A national clinical decision support infrastructure to enable the widespread and consistent practice of genomic and personalized medicine.

Published online

Journal Article

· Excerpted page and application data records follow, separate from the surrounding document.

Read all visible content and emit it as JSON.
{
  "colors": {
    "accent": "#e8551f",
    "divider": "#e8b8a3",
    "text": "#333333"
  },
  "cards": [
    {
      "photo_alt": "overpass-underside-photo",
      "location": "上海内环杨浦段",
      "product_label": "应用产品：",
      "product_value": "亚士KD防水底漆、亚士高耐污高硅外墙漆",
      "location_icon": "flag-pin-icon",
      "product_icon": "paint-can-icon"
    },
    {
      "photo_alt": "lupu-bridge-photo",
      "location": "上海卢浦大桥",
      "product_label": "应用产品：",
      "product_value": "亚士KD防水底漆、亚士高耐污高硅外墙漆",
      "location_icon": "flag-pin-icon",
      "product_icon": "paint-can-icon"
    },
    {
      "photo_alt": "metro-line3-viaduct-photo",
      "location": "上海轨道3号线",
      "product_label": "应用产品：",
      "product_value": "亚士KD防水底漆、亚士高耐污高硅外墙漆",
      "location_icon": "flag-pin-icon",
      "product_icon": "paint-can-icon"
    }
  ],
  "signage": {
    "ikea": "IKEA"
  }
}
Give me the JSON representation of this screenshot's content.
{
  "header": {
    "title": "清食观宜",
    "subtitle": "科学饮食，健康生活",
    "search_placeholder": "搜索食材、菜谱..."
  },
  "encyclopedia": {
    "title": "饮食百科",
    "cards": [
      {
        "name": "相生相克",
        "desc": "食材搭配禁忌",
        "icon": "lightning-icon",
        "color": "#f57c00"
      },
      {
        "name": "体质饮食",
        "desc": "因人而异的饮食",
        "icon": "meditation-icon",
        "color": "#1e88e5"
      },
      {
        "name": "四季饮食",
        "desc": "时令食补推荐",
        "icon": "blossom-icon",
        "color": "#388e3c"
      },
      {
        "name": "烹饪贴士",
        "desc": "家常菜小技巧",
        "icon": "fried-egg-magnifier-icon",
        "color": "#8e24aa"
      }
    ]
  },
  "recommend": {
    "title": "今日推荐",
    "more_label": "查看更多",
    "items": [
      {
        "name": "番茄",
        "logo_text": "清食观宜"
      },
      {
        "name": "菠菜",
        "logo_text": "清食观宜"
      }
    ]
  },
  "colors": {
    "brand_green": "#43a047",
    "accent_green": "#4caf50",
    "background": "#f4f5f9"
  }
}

BACKGROUND: In recent years, the completion of the Human Genome Project and other rapid advances in genomics have led to increasing anticipation of an era of genomic and personalized medicine, in which an individual's health is optimized through the use of all available patient data, including data on the individual's genome and its downstream products. Genomic and personalized medicine could transform healthcare systems and catalyze significant reductions in morbidity, mortality, and overall healthcare costs. DISCUSSION: Critical to the achievement of more efficient and effective healthcare enabled by genomics is the establishment of a robust, nationwide clinical decision support infrastructure that assists clinicians in their use of genomic assays to guide disease prevention, diagnosis, and therapy. Requisite components of this infrastructure include the standardized representation of genomic and non-genomic patient data across health information systems; centrally managed repositories of computer-processable medical knowledge; and standardized approaches for applying these knowledge resources against patient data to generate and deliver patient-specific care recommendations. Here, we provide recommendations for establishing a national decision support infrastructure for genomic and personalized medicine that fulfills these needs, leverages existing resources, and is aligned with the Roadmap for National Action on Clinical Decision Support commissioned by the U.S. Office of the National Coordinator for Health Information Technology. Critical to the establishment of this infrastructure will be strong leadership and substantial funding from the federal government. SUMMARY: A national clinical decision support infrastructure will be required for reaping the full benefits of genomic and personalized medicine. Essential components of this infrastructure include standards for data representation; centrally managed knowledge repositories; and standardized approaches for leveraging these knowledge repositories to generate patient-specific care recommendations at the point of care.

Full Text

Duke Authors

Cited Authors

  • Kawamoto, K; Lobach, DF; Willard, HF; Ginsburg, GS

Published Date

  • March 23, 2009

Published In

Volume / Issue

  • 9 /

Start / End Page

  • 17 -

PubMed ID

  • 19309514

Pubmed Central ID

  • 19309514

Electronic International Standard Serial Number (EISSN)

  • 1472-6947

Digital Object Identifier (DOI)

  • 10.1186/1472-6947-9-17

Language

  • eng

Conference Location

  • England